- Association – Fruit growing association were established to support fruit production. The oldest in Slovakia - was the Joint Association of Cherries (founded in 1796). Two hundred and eighty one agricultural associations with fruit-growing and 9 collective distilleries were established in Slovakia before 1918. The first Slovak Fruit-growing Society was established in September 1920. They were aimed at establishment of fruit nurseries, the training of breeders, to increase the level of fruit growing in the regions (Drábiková, 2011)
- nowadays – new civic association (e.g. PANGEA, TILIA, Zivica, Gemerské grúne) devoted to support the fruit growing and the conservation of old and regional varieties of fruit trees, management, traditional ecological knowledge, education and training

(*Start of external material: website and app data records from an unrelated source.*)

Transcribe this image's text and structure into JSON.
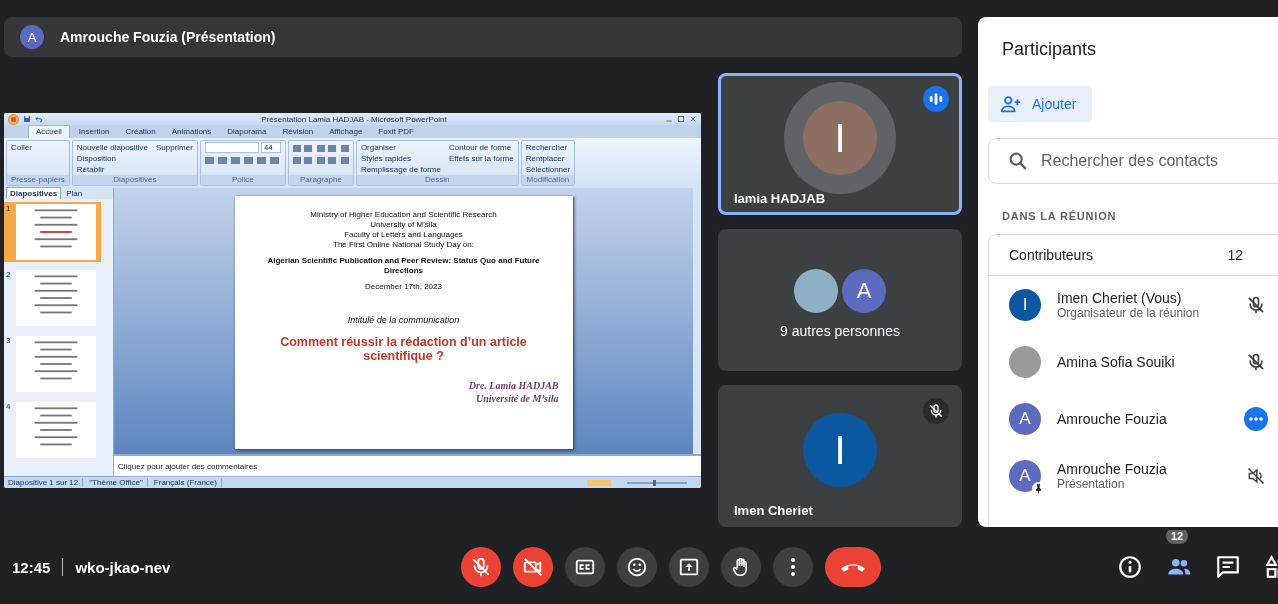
{
  "top_bar": {
    "avatar": "A",
    "title": "Amrouche Fouzia (Présentation)"
  },
  "shared_screen": {
    "window_title": "Présentation Lamia HADJAB - Microsoft PowerPoint",
    "ribbon_tabs": [
      {
        "label": "Accueil",
        "selected": true
      },
      {
        "label": "Insertion",
        "selected": false
      },
      {
        "label": "Création",
        "selected": false
      },
      {
        "label": "Animations",
        "selected": false
      },
      {
        "label": "Diaporama",
        "selected": false
      },
      {
        "label": "Révision",
        "selected": false
      },
      {
        "label": "Affichage",
        "selected": false
      },
      {
        "label": "Foxit PDF",
        "selected": false
      }
    ],
    "ribbon_groups": [
      {
        "kind": "buttons",
        "label": "Presse-papiers",
        "buttons": [
          "Coller"
        ]
      },
      {
        "kind": "buttons",
        "label": "Diapositives",
        "buttons": [
          "Nouvelle diapositive",
          "Disposition",
          "Rétablir",
          "Supprimer"
        ]
      },
      {
        "kind": "font",
        "label": "Police",
        "font_size": "44"
      },
      {
        "kind": "paragraph",
        "label": "Paragraphe"
      },
      {
        "kind": "buttons",
        "label": "Dessin",
        "buttons": [
          "Organiser",
          "Styles rapides",
          "Remplissage de forme",
          "Contour de forme",
          "Effets sur la forme"
        ]
      },
      {
        "kind": "buttons",
        "label": "Modification",
        "buttons": [
          "Rechercher",
          "Remplacer",
          "Sélectionner"
        ]
      }
    ],
    "pane_tabs": [
      {
        "label": "Diapositives",
        "selected": true
      },
      {
        "label": "Plan",
        "selected": false
      }
    ],
    "thumbnails": [
      {
        "number": "1",
        "selected": true
      },
      {
        "number": "2",
        "selected": false
      },
      {
        "number": "3",
        "selected": false
      },
      {
        "number": "4",
        "selected": false
      }
    ],
    "slide": {
      "header_lines": [
        "Ministry of Higher Education and Scientific Research",
        "University of M'sila",
        "Faculty of Letters and Languages",
        "The First Online National Study Day on:"
      ],
      "event_title": "Algerian Scientific Publication and Peer Review: Status Quo and Future Directions",
      "date": "December 17th, 2023",
      "subtitle": "Intitulé de la communication",
      "title": "Comment réussir la rédaction d’un article scientifique ?",
      "author": "Dre. Lamia HADJAB",
      "affiliation": "Université de M’sila"
    },
    "notes_placeholder": "Cliquez pour ajouter des commentaires",
    "status_bar": [
      "Diapositive 1 sur 12",
      "\"Thème Office\"",
      "Français (France)"
    ]
  },
  "tiles": [
    {
      "kind": "person",
      "name": "Iamia HADJAB",
      "avatar": "I",
      "color": "#8d6e63",
      "selected": true,
      "speaking": true,
      "muted": false
    },
    {
      "kind": "others",
      "label": "9 autres personnes",
      "avatar": "A",
      "color": "#5c6bc0"
    },
    {
      "kind": "person",
      "name": "Imen Cheriet",
      "avatar": "I",
      "color": "#0b57a0",
      "selected": false,
      "speaking": false,
      "muted": true
    }
  ],
  "panel": {
    "title": "Participants",
    "add_button": "Ajouter",
    "search_placeholder": "Rechercher des contacts",
    "section": "DANS LA RÉUNION",
    "group_label": "Contributeurs",
    "group_count": "12",
    "participants": [
      {
        "kind": "letter",
        "name": "Imen Cheriet (Vous)",
        "role": "Organisateur de la réunion",
        "avatar": "I",
        "color": "#0b57a0",
        "muted": true,
        "speaking": false,
        "presenting": false
      },
      {
        "kind": "photo",
        "name": "Amina Sofia Souiki",
        "muted": true,
        "speaking": false,
        "presenting": false
      },
      {
        "kind": "letter",
        "name": "Amrouche Fouzia",
        "avatar": "A",
        "color": "#5c6bc0",
        "muted": false,
        "speaking": true,
        "presenting": false
      },
      {
        "kind": "letter",
        "name": "Amrouche Fouzia",
        "role": "Présentation",
        "avatar": "A",
        "color": "#5c6bc0",
        "muted": true,
        "speaking": false,
        "presenting": true
      }
    ]
  },
  "bottom_bar": {
    "time": "12:45",
    "meeting_code": "wko-jkao-nev",
    "controls": [
      {
        "kind": "mic",
        "off": true
      },
      {
        "kind": "camera",
        "off": true
      },
      {
        "kind": "captions",
        "off": false
      },
      {
        "kind": "emoji",
        "off": false
      },
      {
        "kind": "present",
        "off": false
      },
      {
        "kind": "hand",
        "off": false
      },
      {
        "kind": "more",
        "off": false
      },
      {
        "kind": "hangup"
      }
    ],
    "side_buttons": [
      {
        "kind": "info",
        "selected": false
      },
      {
        "kind": "people",
        "selected": true,
        "badge": "12"
      },
      {
        "kind": "chat",
        "selected": false
      },
      {
        "kind": "activities",
        "selected": false
      }
    ]
  }
}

- aesthetic - Orchards as a characteristic land use elements in traditional orchard landscape significantly influence landscape scenery, improve its beauty.
- biodiversity - flowering plant species in orchards provide food for insects, they played a major role in biodiversity conservation and agro-ecosystem functions and form one of the crucial levels in the trophic pyramid and pollination service. The old orchards and surrounding meadows are important refuge for many birds, butterflies and moths species.
- inspiration in folklore – fruits mentioned in many folklore song (red apple, cherries, pear...)
- harvest festival in fruit-growing regions – to maintain tradition, more attractive for tourists (e.g. Apple festival “Jablkové hodovanie”)
- religious – „Harvest festival“ – thanksgiving festival in church, fruit decoration
- inspiration for artist – national collection of paintings
- enjoying orchards landscape - support for regional Agroturism related activities, selling regional products
- they are aware, proud of that type of landscape, but not very interested in traditional management due to financial reason (Lieskovský et al., 2015)
- Extensively managed orchards: 1348,0366 ha (www.uksup.sk) (22%). They are part of the traditional agricultural landscape; mostly forming mosaics interspersed with other land use forms including the permanent grassland and arable fields adjoining dispersed settlements.
- Intensively-managed orchards: 4837,0156 ha (78%) large scale orchards have been planted during collectivisation in the second half of the 20th century (high-stem orchards, low-stem orchards).
The Central Control and Testing Institute in Agriculture (Ústrený Kontrólny a Skúšobný Ústav Poľnohospodársky) in Bratislava registers operators in Slovakia and keeps updated register of orchards, engaged in growing fruit market on the area of 0.3 ha. The register is updated annually, particular:
- registration number of the orchard and its geographical location
- cultivated species
- varieties, including rootstocks, quantity of trees
- LPIS – land parcel identification system
- Exercises control of integrated production in the mid-term crop forecast
- agricultural technology of orchards in an integrated system of growing
- Determination of production potential of plantations of selected species of fruit
- Acquires medium-term estimates of the volume of production and market supply selected fruit crops
- Providing information to government administrations to decide on the granting of aid
- Carry out surveys on crop forecasts apples (by variety), pears, peaches
- Carry out surveys on the storage of apples and pears (by variety)
- Conduct surveys of actual harvests of fruit species in registered orchards
Traditional orchard landscapes were classified in five types based on the presence and dominance of land-use elements; as in Špulerová et al. (2011):
A.) Traditional orchard landscape with dominant arable land
B.) Traditional orchard landscape with dominant grasslands,
C.) Traditional orchard landscape with dominant orchards,
D.) Traditional orchard landscape with arable land, grasslands and orchards – none of the land use form is dominant
E.) Traditional orchards – created by mosaic of dominant orchards